Matthew D. Hellmann, MD
The combination of nivolumab (Opdivo) and ipilimumab (Yervoy) improved progression-free survival (PFS) compared with chemotherapy in treatment-naïve patients with high tumor mutation burden (TMB) non–small cell lung cancer (NSCLC).
Bristol-Myers Squibb (BMS), the manufacturer of both immunotherapies, announced the preliminary findings from part 1a of the phase III CheckMate-227 trial in a press release. The company did not report any further data.
“TMB has emerged as an important biomarker for the activity of immunotherapy. For the first time, this phase III study shows superior PFS with first-line combination immunotherapy in a predefined population of NSCLC patients with high TMB,” study investigator Matthew D. Hellmann, MD, a medical oncologist at Memorial Sloan Kettering Cancer Center, said in a statement. “CheckMate-227 showed that TMB is an important, independent predictive biomarker that can identify a population of first-line NSCLC patients who may benefit from the nivolumab plus ipilimumab combination.”

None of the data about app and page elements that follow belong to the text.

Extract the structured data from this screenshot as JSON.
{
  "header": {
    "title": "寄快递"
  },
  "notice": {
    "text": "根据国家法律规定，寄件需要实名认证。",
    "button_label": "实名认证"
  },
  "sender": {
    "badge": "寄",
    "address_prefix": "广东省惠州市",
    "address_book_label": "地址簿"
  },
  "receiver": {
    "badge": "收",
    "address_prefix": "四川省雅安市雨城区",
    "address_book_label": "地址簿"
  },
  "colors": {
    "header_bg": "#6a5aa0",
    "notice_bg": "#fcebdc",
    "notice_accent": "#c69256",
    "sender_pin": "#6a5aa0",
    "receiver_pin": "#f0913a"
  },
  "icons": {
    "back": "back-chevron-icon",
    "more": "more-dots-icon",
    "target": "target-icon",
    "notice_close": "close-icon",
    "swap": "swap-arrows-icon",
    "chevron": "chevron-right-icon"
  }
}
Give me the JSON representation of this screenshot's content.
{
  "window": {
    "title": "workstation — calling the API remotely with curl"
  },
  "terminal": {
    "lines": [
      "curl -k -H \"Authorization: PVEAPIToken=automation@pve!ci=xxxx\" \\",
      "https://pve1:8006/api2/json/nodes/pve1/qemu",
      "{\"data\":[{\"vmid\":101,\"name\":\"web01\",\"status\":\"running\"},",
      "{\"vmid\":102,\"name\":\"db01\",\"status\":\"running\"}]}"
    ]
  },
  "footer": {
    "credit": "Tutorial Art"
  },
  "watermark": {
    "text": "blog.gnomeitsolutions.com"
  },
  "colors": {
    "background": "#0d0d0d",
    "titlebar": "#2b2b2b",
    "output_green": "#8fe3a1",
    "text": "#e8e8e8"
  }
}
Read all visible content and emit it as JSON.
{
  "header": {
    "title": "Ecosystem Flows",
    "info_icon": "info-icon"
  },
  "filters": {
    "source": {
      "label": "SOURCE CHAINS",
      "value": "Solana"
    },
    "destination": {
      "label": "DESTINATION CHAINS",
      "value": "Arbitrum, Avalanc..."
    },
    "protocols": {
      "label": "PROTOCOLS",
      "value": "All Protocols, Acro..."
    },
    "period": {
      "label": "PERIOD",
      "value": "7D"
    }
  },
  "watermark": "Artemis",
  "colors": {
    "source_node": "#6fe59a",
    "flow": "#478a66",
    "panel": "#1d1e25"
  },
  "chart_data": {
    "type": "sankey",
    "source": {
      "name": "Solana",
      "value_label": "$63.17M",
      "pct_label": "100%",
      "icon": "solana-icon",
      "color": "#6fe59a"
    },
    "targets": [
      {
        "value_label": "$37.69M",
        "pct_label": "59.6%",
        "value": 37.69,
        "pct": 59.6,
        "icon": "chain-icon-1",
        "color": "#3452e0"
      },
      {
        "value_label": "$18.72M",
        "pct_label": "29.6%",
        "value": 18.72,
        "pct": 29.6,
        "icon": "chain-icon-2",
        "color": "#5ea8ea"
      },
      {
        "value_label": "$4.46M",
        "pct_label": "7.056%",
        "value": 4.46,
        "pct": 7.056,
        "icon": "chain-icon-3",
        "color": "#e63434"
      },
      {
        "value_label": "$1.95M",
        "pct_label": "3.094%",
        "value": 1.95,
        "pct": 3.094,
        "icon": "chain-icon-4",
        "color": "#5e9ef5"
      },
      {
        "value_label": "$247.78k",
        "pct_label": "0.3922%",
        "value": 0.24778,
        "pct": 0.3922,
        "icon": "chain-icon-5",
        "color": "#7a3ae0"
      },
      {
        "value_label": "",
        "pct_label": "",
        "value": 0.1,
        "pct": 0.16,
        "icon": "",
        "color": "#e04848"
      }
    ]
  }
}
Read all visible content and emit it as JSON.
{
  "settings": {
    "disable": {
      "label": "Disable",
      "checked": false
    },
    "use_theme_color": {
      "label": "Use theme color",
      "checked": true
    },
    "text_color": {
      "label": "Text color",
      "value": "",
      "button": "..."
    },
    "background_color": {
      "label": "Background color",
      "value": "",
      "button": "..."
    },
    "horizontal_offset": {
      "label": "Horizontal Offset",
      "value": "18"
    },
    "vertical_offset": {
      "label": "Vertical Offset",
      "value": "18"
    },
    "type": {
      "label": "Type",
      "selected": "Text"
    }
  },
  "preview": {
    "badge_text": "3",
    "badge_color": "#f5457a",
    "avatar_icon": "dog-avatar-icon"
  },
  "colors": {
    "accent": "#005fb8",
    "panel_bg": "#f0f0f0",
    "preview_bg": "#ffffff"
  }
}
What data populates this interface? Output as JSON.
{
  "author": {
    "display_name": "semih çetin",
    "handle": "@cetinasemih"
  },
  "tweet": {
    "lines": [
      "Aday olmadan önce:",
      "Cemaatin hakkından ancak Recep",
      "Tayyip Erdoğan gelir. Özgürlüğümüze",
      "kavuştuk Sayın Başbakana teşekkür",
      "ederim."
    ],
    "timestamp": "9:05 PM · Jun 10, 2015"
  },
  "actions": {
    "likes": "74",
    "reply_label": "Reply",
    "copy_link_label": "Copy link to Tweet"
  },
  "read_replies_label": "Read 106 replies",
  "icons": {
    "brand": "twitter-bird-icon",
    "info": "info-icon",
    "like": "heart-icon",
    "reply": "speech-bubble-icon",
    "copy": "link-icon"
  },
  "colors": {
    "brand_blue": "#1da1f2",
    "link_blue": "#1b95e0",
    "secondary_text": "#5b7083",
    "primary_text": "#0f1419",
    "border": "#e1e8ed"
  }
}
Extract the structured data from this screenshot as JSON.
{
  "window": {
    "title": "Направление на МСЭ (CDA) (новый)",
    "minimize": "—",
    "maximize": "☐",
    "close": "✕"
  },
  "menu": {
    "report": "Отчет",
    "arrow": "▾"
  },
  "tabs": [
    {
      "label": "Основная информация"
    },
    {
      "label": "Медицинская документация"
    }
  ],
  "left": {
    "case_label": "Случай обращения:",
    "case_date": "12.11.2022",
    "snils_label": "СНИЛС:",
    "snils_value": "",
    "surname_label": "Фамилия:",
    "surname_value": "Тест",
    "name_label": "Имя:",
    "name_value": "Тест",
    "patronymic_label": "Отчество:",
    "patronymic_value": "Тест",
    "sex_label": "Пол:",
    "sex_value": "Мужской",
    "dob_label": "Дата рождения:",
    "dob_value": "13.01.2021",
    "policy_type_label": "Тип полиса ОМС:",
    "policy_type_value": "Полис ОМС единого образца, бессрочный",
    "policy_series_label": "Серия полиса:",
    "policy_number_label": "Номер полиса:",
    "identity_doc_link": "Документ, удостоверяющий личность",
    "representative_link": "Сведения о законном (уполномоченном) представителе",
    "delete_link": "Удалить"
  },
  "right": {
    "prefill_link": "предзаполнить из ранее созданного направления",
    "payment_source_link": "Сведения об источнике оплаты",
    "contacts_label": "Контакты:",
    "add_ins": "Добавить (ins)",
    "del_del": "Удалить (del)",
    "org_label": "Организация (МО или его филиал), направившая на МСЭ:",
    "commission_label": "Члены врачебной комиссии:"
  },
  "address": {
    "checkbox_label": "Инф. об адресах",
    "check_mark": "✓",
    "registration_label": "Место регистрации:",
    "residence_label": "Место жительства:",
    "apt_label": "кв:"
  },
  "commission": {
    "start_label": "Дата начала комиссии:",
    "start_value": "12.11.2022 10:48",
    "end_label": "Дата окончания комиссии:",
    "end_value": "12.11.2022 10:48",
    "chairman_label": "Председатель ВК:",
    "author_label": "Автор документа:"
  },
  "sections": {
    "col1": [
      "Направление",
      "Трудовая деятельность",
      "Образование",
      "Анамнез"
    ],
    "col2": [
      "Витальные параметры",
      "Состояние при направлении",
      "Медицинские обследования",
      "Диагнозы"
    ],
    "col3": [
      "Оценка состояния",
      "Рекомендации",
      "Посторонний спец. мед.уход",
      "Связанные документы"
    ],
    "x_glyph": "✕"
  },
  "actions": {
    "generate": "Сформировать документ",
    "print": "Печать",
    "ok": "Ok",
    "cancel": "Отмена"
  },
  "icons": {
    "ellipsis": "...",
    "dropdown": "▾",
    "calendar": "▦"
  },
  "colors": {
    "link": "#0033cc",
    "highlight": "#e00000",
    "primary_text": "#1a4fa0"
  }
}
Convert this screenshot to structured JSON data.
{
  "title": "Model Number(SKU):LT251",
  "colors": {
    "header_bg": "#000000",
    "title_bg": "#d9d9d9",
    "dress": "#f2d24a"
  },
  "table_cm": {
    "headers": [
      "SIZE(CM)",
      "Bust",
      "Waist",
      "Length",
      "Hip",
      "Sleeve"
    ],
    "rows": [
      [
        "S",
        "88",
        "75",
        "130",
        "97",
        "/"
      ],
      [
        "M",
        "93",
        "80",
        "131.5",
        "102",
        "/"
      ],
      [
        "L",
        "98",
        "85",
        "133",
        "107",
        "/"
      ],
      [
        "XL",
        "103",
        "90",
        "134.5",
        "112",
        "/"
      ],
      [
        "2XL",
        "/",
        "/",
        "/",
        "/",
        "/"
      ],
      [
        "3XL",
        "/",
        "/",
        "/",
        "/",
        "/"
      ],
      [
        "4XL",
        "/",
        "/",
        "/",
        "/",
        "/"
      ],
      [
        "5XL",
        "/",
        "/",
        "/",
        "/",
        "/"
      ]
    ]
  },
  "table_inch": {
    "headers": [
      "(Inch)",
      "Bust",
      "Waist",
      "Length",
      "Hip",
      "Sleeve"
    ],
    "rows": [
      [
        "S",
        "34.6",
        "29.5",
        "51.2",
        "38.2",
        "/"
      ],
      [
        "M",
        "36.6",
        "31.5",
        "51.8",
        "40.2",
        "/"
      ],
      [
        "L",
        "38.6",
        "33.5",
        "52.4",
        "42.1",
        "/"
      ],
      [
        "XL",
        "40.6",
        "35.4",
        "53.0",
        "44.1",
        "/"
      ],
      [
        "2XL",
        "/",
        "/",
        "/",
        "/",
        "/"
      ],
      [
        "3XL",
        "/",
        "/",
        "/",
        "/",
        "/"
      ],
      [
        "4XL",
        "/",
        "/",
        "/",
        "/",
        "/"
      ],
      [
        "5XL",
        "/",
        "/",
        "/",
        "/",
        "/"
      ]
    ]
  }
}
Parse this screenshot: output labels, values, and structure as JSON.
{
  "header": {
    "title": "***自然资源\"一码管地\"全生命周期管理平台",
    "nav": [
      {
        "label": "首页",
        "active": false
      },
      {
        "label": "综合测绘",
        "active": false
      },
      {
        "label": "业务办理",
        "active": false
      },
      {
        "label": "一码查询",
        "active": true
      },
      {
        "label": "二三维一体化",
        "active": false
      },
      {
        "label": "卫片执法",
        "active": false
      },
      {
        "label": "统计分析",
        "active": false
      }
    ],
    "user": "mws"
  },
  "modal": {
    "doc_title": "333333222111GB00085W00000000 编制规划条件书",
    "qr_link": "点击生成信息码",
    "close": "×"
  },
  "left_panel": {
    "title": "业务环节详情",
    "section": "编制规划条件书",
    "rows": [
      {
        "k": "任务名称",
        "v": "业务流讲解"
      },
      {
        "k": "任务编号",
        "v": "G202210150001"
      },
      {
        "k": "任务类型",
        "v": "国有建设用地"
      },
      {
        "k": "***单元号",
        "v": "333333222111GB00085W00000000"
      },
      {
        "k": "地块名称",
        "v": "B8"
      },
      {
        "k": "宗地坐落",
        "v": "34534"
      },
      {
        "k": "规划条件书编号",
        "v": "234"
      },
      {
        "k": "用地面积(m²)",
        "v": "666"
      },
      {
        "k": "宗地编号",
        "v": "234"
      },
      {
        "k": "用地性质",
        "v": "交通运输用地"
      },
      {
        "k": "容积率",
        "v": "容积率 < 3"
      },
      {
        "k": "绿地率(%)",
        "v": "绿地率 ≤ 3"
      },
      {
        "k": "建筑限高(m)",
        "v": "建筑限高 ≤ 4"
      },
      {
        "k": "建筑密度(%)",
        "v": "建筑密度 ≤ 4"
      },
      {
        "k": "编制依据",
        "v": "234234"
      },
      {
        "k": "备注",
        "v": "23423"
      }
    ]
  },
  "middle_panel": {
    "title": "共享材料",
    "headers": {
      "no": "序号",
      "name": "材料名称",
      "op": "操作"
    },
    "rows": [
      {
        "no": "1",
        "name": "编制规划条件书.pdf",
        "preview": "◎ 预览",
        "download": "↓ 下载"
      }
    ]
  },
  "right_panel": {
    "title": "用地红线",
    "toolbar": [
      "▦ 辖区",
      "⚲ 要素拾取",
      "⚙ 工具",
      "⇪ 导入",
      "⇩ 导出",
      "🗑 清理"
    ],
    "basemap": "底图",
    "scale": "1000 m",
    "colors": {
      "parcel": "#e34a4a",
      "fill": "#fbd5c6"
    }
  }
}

CheckMate-227 is an open-label trial with more than 2500 patients with both nonsquamous and squamous histologies evaluating frontline nivolumab-based regimens versus platinum-doublet chemotherapy in first-line advanced NSCLC. This trial is divided into 3 segments: parts 1a, 1b, and 2. High TMB was defined as ≥10 mutations/megabase.
Part 1a is assessing the nivolumab/ipilimumab combination, as well as nivolumab monotherapy, versus chemotherapy in patients whose tumors express PD-L1. Patients are treated with 3 mg/kg of nivolumab every 2 weeks and 1 mg/kg ipilimumab every 6 weeks.
There are 2 coprimary endpoints in part 1, overall survival (OS) in patients whose tumors express PD-L1 and PFS in patients with high TMB, regardless of PD-L1 expression. Of the evaluable patients, approximately 45% expressed high TMB. BMS noted that the safety findings from CheckMate-227 were consistent with previously reported data for the same dose of nivolumab/ipilimumab in frontline NSCLC.
“We believe these data from CheckMate-227 are a breakthrough in cancer research and a meaningful step forward in determining which first-line lung cancer patients may benefit most from the combination of Opdivo and Yervoy,” Giovanni Caforio, MD, BMS chairman and CEO, said in a press release.
In previously reported findings from the phase I CheckMate-012 trial, patients were assigned to frontline nivolumab monotherapy at 3 mg/kg every 2 weeks of (n = 52), nivolumab (3 mg/kg every 2 weeks) plus 1 mg of ipilimumab every 12 weeks (n = 38), or the same doses of the combination but with ipilimumab administered every 6 weeks (n = 39).1
At a median follow-up of 22 months for nivolumab monotherapy and 16 months for the combination cohorts, the confirmed objective response rate (ORR) with nivolumab monotherapy was 23% and the median duration of response was not reached. The confirmed ORR in the first-line combined nivolumab plus ipilimumab cohorts was 43%.
Median PFS by tumor PD-L1 expression (overall population, versus PD-L1 expression >1%, versus PD-L1 expression ≥50%) in the monotherapy arm was 3.6 months versus 3.5 months versus 8.3 months, compared to 8.0 months versus 12.7 months versus not reached in the combination arms, respectively.
When efficacy was compared between monotherapy and each of the combination arms in patients with PD-L1 expression ≥1%, median PFS was greatest in the nivolumab every 2 weeks, ipilimumab every 6 weeks interval cohort. Median PFS in this setting was 3.5 versus 10.4 versus 13.2 weeks, in patients receiving monotherapy, ipilimumab every 12 weeks, and ipilimumab every 6 weeks, respectively. Median 1-year OS rates showed a similar pattern; median OS was 69% with monotherapy, 91% with combined ipilimumab given every 6 weeks, and 83% with combined ipilimumab given every 12 weeks.
1. First-line nivolumab monotherapy and nivolumab plus ipilimumab in patients with advanced NSCLC: long-term outcomes from CheckMate-012. Presented at: International Association for the Study of Lung Cancer 17th World Conference on Lung Cancer (WCLC) in Vienna, Austria.